DESCRIPTION OF THE TASK
What you return should match the data below exactly, line for line.

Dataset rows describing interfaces

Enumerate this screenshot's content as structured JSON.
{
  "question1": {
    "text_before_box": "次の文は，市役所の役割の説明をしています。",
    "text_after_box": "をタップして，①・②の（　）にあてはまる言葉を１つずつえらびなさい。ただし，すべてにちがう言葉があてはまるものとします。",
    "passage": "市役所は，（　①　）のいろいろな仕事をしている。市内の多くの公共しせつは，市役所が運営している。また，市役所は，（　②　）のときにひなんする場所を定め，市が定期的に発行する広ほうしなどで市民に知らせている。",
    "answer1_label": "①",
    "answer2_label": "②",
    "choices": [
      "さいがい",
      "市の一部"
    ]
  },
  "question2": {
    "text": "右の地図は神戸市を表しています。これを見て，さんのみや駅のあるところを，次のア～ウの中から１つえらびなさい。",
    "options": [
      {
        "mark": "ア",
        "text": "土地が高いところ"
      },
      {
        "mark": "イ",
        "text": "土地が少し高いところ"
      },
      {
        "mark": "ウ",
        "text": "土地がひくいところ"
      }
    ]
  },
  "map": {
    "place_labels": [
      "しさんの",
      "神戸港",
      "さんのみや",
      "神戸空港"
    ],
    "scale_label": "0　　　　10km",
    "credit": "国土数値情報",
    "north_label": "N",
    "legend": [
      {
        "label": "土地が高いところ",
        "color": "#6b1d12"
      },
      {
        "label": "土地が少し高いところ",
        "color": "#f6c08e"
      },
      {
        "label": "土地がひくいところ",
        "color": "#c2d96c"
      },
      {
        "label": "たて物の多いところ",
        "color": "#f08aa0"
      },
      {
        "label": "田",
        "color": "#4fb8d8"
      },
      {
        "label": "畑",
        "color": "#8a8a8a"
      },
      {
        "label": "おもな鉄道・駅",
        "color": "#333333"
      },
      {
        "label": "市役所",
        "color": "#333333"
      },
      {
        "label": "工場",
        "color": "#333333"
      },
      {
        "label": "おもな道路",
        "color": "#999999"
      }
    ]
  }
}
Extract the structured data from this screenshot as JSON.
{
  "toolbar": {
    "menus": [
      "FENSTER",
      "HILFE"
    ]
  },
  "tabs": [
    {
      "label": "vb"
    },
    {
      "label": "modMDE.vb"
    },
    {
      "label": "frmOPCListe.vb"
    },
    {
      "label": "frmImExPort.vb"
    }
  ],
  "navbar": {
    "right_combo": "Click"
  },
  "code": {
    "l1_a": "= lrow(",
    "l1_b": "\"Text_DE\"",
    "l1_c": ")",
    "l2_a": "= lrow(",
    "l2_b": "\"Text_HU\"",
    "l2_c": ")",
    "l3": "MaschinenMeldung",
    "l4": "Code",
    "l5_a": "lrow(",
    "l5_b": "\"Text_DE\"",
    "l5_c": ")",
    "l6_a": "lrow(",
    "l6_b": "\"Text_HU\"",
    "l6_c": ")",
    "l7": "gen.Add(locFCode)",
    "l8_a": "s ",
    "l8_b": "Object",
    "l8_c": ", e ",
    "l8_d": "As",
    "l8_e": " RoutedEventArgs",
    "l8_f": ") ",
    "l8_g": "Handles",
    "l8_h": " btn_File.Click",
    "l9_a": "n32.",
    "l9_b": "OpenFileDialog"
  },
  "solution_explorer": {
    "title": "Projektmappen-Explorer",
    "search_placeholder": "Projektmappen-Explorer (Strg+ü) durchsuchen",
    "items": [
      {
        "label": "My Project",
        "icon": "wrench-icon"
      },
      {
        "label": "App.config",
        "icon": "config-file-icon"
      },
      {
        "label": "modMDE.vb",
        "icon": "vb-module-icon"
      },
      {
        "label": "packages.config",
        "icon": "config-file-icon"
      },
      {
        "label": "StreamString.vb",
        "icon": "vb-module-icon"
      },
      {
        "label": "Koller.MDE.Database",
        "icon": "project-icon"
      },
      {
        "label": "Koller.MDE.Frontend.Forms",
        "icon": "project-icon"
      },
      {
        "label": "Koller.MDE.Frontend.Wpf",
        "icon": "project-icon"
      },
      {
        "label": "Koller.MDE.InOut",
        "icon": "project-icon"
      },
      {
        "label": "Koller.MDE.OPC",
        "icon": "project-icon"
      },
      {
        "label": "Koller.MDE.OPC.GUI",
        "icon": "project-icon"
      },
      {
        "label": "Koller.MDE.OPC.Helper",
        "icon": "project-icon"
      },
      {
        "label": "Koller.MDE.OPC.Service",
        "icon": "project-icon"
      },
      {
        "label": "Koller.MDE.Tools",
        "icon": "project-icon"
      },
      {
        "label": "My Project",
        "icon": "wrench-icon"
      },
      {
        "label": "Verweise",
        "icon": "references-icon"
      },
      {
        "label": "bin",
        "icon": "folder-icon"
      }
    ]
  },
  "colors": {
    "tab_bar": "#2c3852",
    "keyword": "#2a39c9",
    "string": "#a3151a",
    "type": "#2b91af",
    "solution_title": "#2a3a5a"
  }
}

RESPONSE FOR THIS EXERCISE
Enumerate this screenshot's content as structured JSON.
{
  "question1": {
    "text_before_box": "次の文は，市役所の役割の説明をしています。",
    "text_after_box": "をタップして，①・②の（　）にあてはまる言葉を１つずつえらびなさい。ただし，すべてにちがう言葉があてはまるものとします。",
    "passage": "市役所は，（　①　）のいろいろな仕事をしている。市内の多くの公共しせつは，市役所が運営している。また，市役所は，（　②　）のときにひなんする場所を定め，市が定期的に発行する広ほうしなどで市民に知らせている。",
    "answer1_label": "①",
    "answer2_label": "②",
    "choices": [
      "さいがい",
      "市の一部"
    ]
  },
  "question2": {
    "text": "右の地図は神戸市を表しています。これを見て，さんのみや駅のあるところを，次のア～ウの中から１つえらびなさい。",
    "options": [
      {
        "mark": "ア",
        "text": "土地が高いところ"
      },
      {
        "mark": "イ",
        "text": "土地が少し高いところ"
      },
      {
        "mark": "ウ",
        "text": "土地がひくいところ"
      }
    ]
  },
  "map": {
    "place_labels": [
      "しさんの",
      "神戸港",
      "さんのみや",
      "神戸空港"
    ],
    "scale_label": "0　　　　10km",
    "credit": "国土数値情報",
    "north_label": "N",
    "legend": [
      {
        "label": "土地が高いところ",
        "color": "#6b1d12"
      },
      {
        "label": "土地が少し高いところ",
        "color": "#f6c08e"
      },
      {
        "label": "土地がひくいところ",
        "color": "#c2d96c"
      },
      {
        "label": "たて物の多いところ",
        "color": "#f08aa0"
      },
      {
        "label": "田",
        "color": "#4fb8d8"
      },
      {
        "label": "畑",
        "color": "#8a8a8a"
      },
      {
        "label": "おもな鉄道・駅",
        "color": "#333333"
      },
      {
        "label": "市役所",
        "color": "#333333"
      },
      {
        "label": "工場",
        "color": "#333333"
      },
      {
        "label": "おもな道路",
        "color": "#999999"
      }
    ]
  }
}
Extract the structured data from this screenshot as JSON.
{
  "toolbar": {
    "menus": [
      "FENSTER",
      "HILFE"
    ]
  },
  "tabs": [
    {
      "label": "vb"
    },
    {
      "label": "modMDE.vb"
    },
    {
      "label": "frmOPCListe.vb"
    },
    {
      "label": "frmImExPort.vb"
    }
  ],
  "navbar": {
    "right_combo": "Click"
  },
  "code": {
    "l1_a": "= lrow(",
    "l1_b": "\"Text_DE\"",
    "l1_c": ")",
    "l2_a": "= lrow(",
    "l2_b": "\"Text_HU\"",
    "l2_c": ")",
    "l3": "MaschinenMeldung",
    "l4": "Code",
    "l5_a": "lrow(",
    "l5_b": "\"Text_DE\"",
    "l5_c": ")",
    "l6_a": "lrow(",
    "l6_b": "\"Text_HU\"",
    "l6_c": ")",
    "l7": "gen.Add(locFCode)",
    "l8_a": "s ",
    "l8_b": "Object",
    "l8_c": ", e ",
    "l8_d": "As",
    "l8_e": " RoutedEventArgs",
    "l8_f": ") ",
    "l8_g": "Handles",
    "l8_h": " btn_File.Click",
    "l9_a": "n32.",
    "l9_b": "OpenFileDialog"
  },
  "solution_explorer": {
    "title": "Projektmappen-Explorer",
    "search_placeholder": "Projektmappen-Explorer (Strg+ü) durchsuchen",
    "items": [
      {
        "label": "My Project",
        "icon": "wrench-icon"
      },
      {
        "label": "App.config",
        "icon": "config-file-icon"
      },
      {
        "label": "modMDE.vb",
        "icon": "vb-module-icon"
      },
      {
        "label": "packages.config",
        "icon": "config-file-icon"
      },
      {
        "label": "StreamString.vb",
        "icon": "vb-module-icon"
      },
      {
        "label": "Koller.MDE.Database",
        "icon": "project-icon"
      },
      {
        "label": "Koller.MDE.Frontend.Forms",
        "icon": "project-icon"
      },
      {
        "label": "Koller.MDE.Frontend.Wpf",
        "icon": "project-icon"
      },
      {
        "label": "Koller.MDE.InOut",
        "icon": "project-icon"
      },
      {
        "label": "Koller.MDE.OPC",
        "icon": "project-icon"
      },
      {
        "label": "Koller.MDE.OPC.GUI",
        "icon": "project-icon"
      },
      {
        "label": "Koller.MDE.OPC.Helper",
        "icon": "project-icon"
      },
      {
        "label": "Koller.MDE.OPC.Service",
        "icon": "project-icon"
      },
      {
        "label": "Koller.MDE.Tools",
        "icon": "project-icon"
      },
      {
        "label": "My Project",
        "icon": "wrench-icon"
      },
      {
        "label": "Verweise",
        "icon": "references-icon"
      },
      {
        "label": "bin",
        "icon": "folder-icon"
      }
    ]
  },
  "colors": {
    "tab_bar": "#2c3852",
    "keyword": "#2a39c9",
    "string": "#a3151a",
    "type": "#2b91af",
    "solution_title": "#2a3a5a"
  }
}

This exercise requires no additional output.